In Jesus’ Name
Why exactly do we do end our prayers with “In Jesus’ name, Amen”? Well of the many, here is one. Before ascending into heaven, Jesus instructs his disciples that, “All authority has been given to me.” God the Father has placed all things under the authority of Jesus Christ. He has the power to bring down any nation, to change any circumstance, to break down any wall, to raise up any persons, to move anything in nature, to do basically anything! It’s for this reason why Jesus also instructed his disciples, “Whatever you ask in my name, this I will do, that the Father may be glorified in the Son. If you ask me anything in my name, I will do it.” We must pray in Jesus’ name so that what we ask will be done!

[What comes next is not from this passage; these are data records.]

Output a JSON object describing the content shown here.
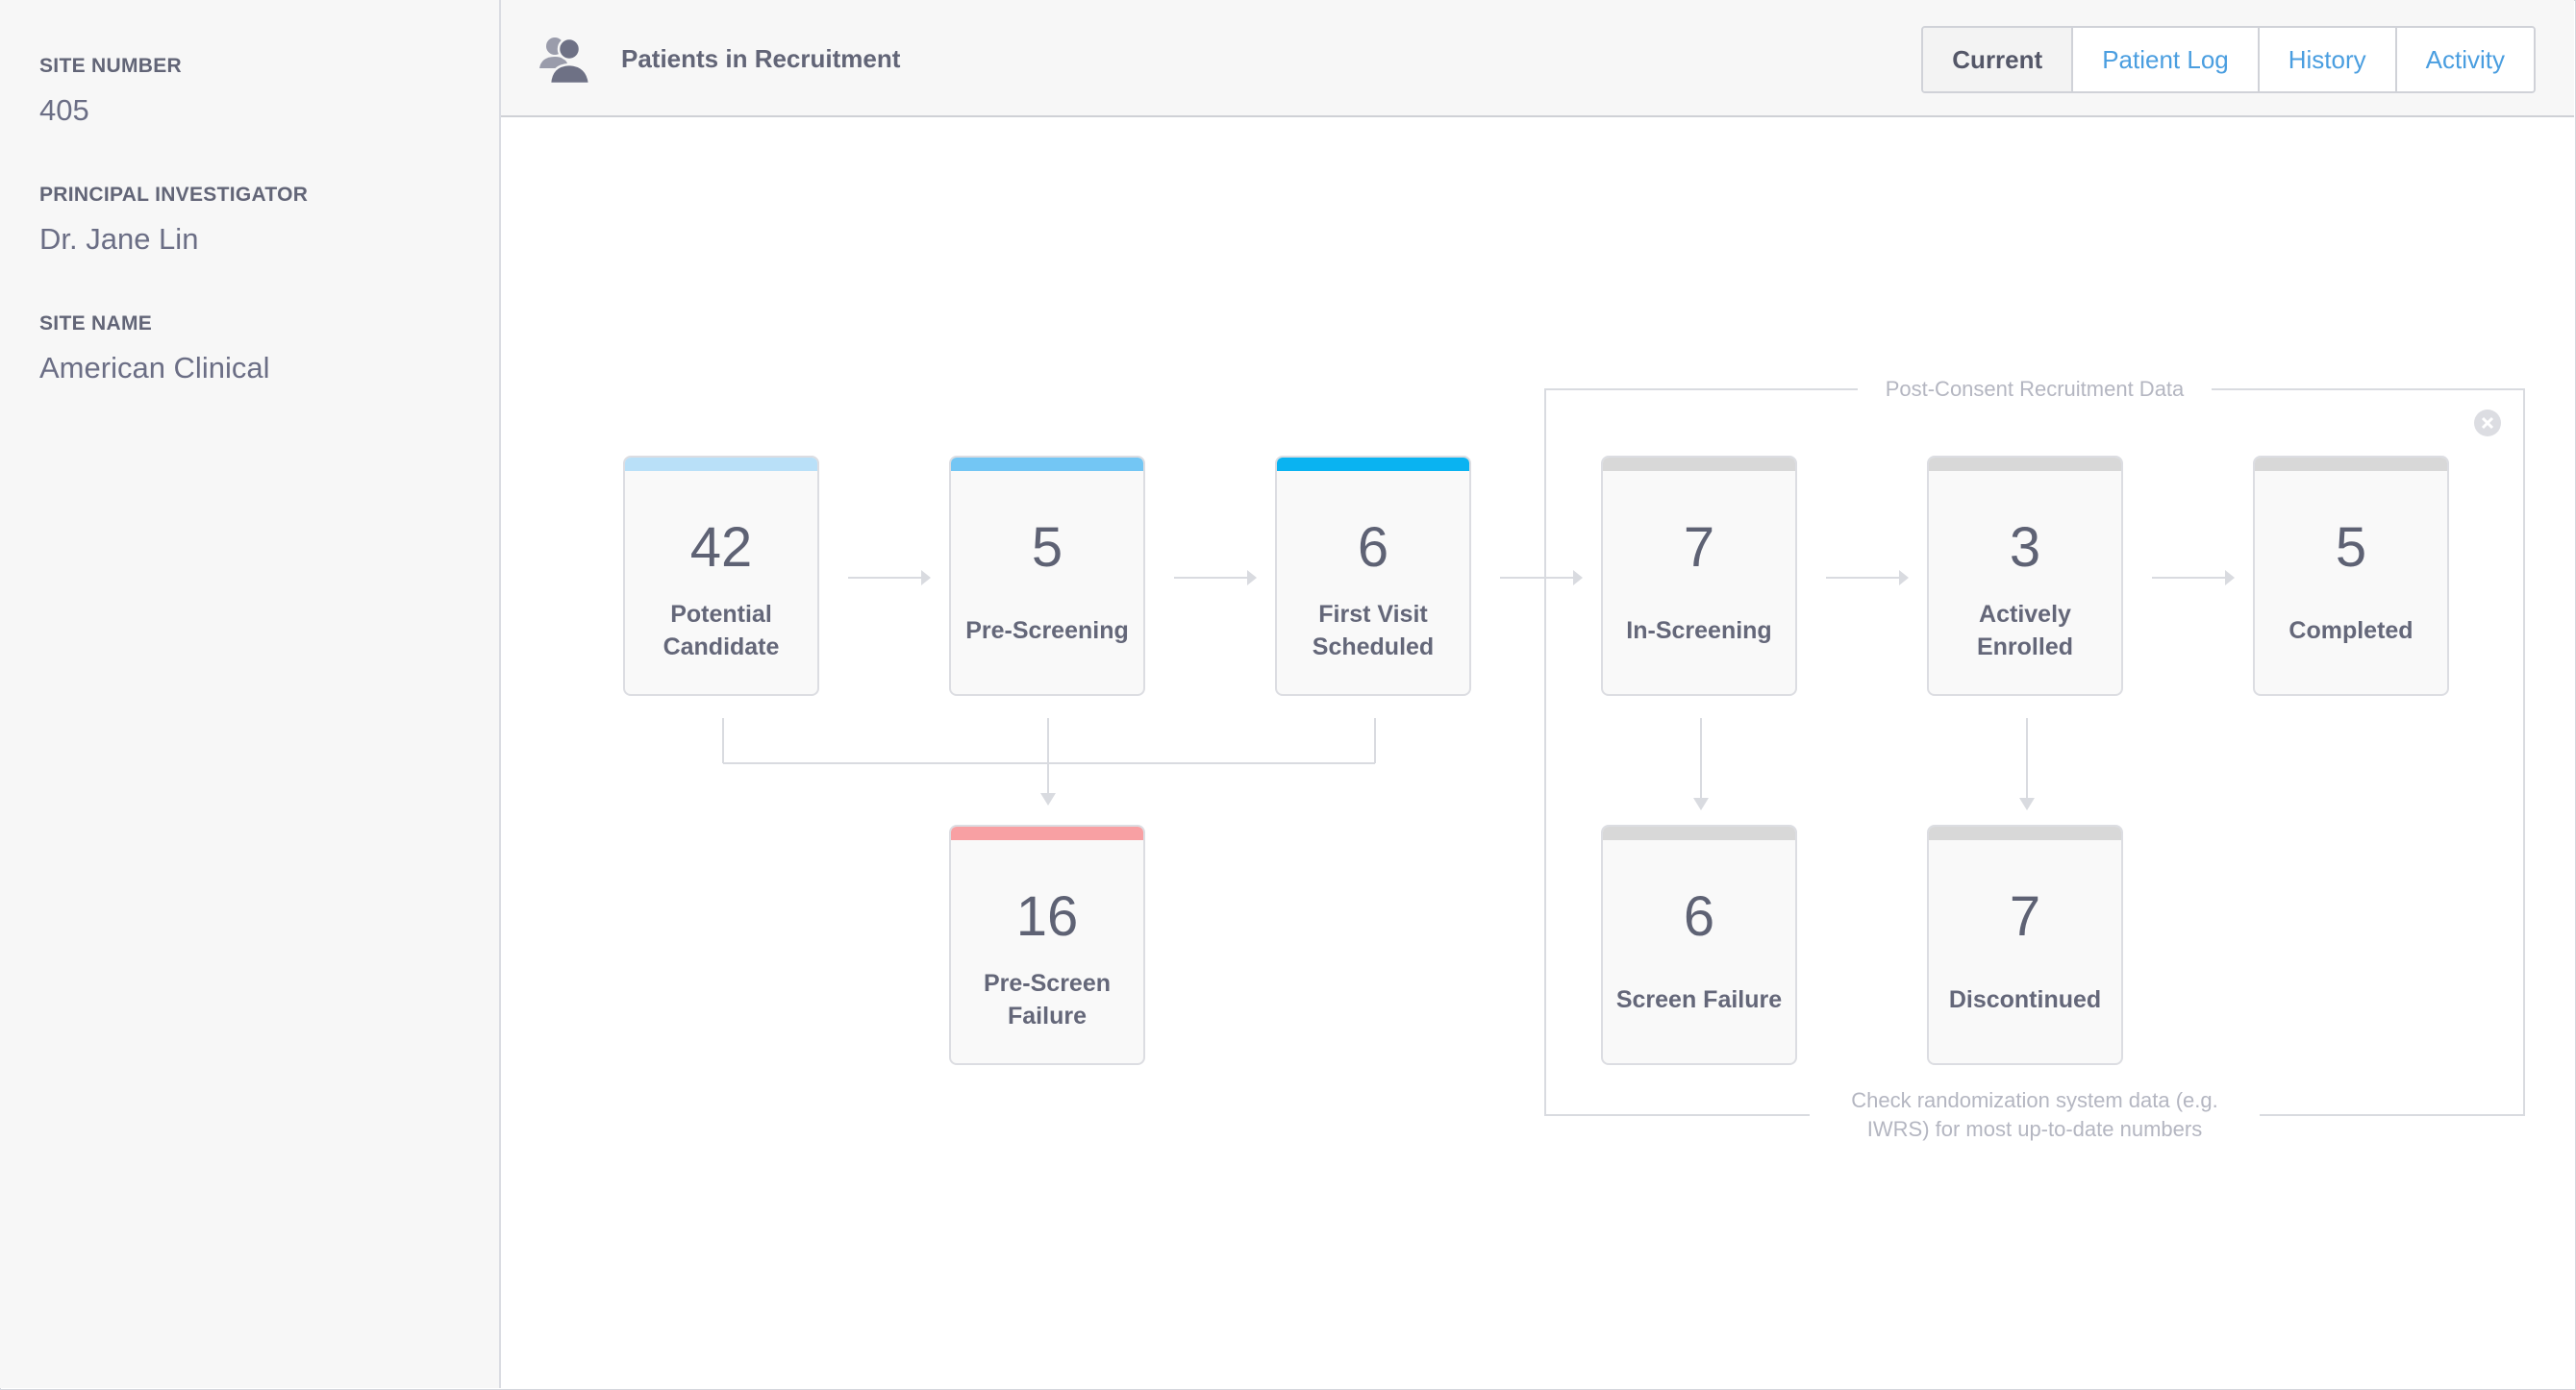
{
  "sidebar": {
    "site_number": {
      "label": "SITE NUMBER",
      "value": "405"
    },
    "principal_investigator": {
      "label": "PRINCIPAL INVESTIGATOR",
      "value": "Dr. Jane Lin"
    },
    "site_name": {
      "label": "SITE NAME",
      "value": "American Clinical"
    }
  },
  "header": {
    "icon": "patients-icon",
    "title": "Patients in Recruitment",
    "tabs": [
      {
        "label": "Current",
        "active": true
      },
      {
        "label": "Patient Log",
        "active": false
      },
      {
        "label": "History",
        "active": false
      },
      {
        "label": "Activity",
        "active": false
      }
    ]
  },
  "flow": {
    "potential_candidate": {
      "count": "42",
      "label_line1": "Potential",
      "label_line2": "Candidate",
      "color": "#b9e0f8"
    },
    "pre_screening": {
      "count": "5",
      "label_line1": "Pre-Screening",
      "label_line2": "",
      "color": "#73c6f4"
    },
    "first_visit": {
      "count": "6",
      "label_line1": "First Visit",
      "label_line2": "Scheduled",
      "color": "#0ab3f1"
    },
    "pre_screen_failure": {
      "count": "16",
      "label_line1": "Pre-Screen",
      "label_line2": "Failure",
      "color": "#f8a0a3"
    },
    "in_screening": {
      "count": "7",
      "label_line1": "In-Screening",
      "label_line2": "",
      "color": "#d8d8d8"
    },
    "actively_enrolled": {
      "count": "3",
      "label_line1": "Actively",
      "label_line2": "Enrolled",
      "color": "#d8d8d8"
    },
    "completed": {
      "count": "5",
      "label_line1": "Completed",
      "label_line2": "",
      "color": "#d8d8d8"
    },
    "screen_failure": {
      "count": "6",
      "label_line1": "Screen Failure",
      "label_line2": "",
      "color": "#d8d8d8"
    },
    "discontinued": {
      "count": "7",
      "label_line1": "Discontinued",
      "label_line2": "",
      "color": "#d8d8d8"
    }
  },
  "post_consent": {
    "title": "Post-Consent Recruitment Data",
    "close_icon": "close-icon",
    "footnote_line1": "Check randomization system data (e.g.",
    "footnote_line2": "IWRS) for most up-to-date numbers"
  }
}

The scriptures reveal that, “Nothing in all creation is hidden from God’s sight. Everything is uncovered and laid bare before the eyes of him to whom we must give account.” While humans can fool each other by not meaning what they say, God is not fooled. He hears what is said and the spirit in which it was said. He picks up on sarcasm. He picks up on falsehood. And to the God of truth, sincere meaningful prayer is heard. How foolish is the man to put on a show before God! Let us come before Him as we are, and say as we want, and confess still even those things we do not mean, in hopes we might one day mean what we say. Our prayers must be sincere and single-minded.
What should we make a man who prays for a thing of utmost importance without the slightest emotion? To hear him pray for the salvation of another so casually, without being moved by the considerations of not being answered? It is silly indeed. Not only should we mean what we say, but we should feel what we mean. If the mind says one thing, the heart must follow suit. James revealed that Elijah, the great prophet of God, was just a man like us. Yet when he prayed, the skies withheld the rain for three years and half years! The only difference he illuminates is that “he prayed earnestly.” God hears not only the words spoken but feels the depth of necessity in the heart for which no words can express. Sometimes earnestness forces the words to come out differently. Its necessity provokes louder praying, or its importance silences the one to whispers. Sometimes tears accompany the words. Sometimes it plants the person’s face to the ground. Yet sometimes it doesn’t. After all, earnestness has more to do with what’s going on inside than what is going on outside.
God loves intimate prayer. At the heart of the God who made the universe is a tender passionate love. What a statement John made when he said, “God is love”! There’s nothing that drives us into the presence of God quicker than prayer that is teeming with love for God. Intimate prayer serves to obey the greatest command to love God with all our heart. Intimate prayer is rarely long and written. It’s the short-phrases that will do it. It’s the way we call His name. It’s the words that come from a longing, hungry heart. It’s the spontaneous expressions of love that birth from basking in the presence of God. How the human heart comes alive in passionate intimate prayer! It comes alive because it recognizes anew and afresh what it was meant to do- to walk in communion with the God of love.
And to be continued….
 Matthew 7:7-8
 1 John 5:14
 Matthew 26:42
 Matthew 28:18
 John 14:13-14
 Hebrews 4:13
 James 5:15-18
 1 John 4:16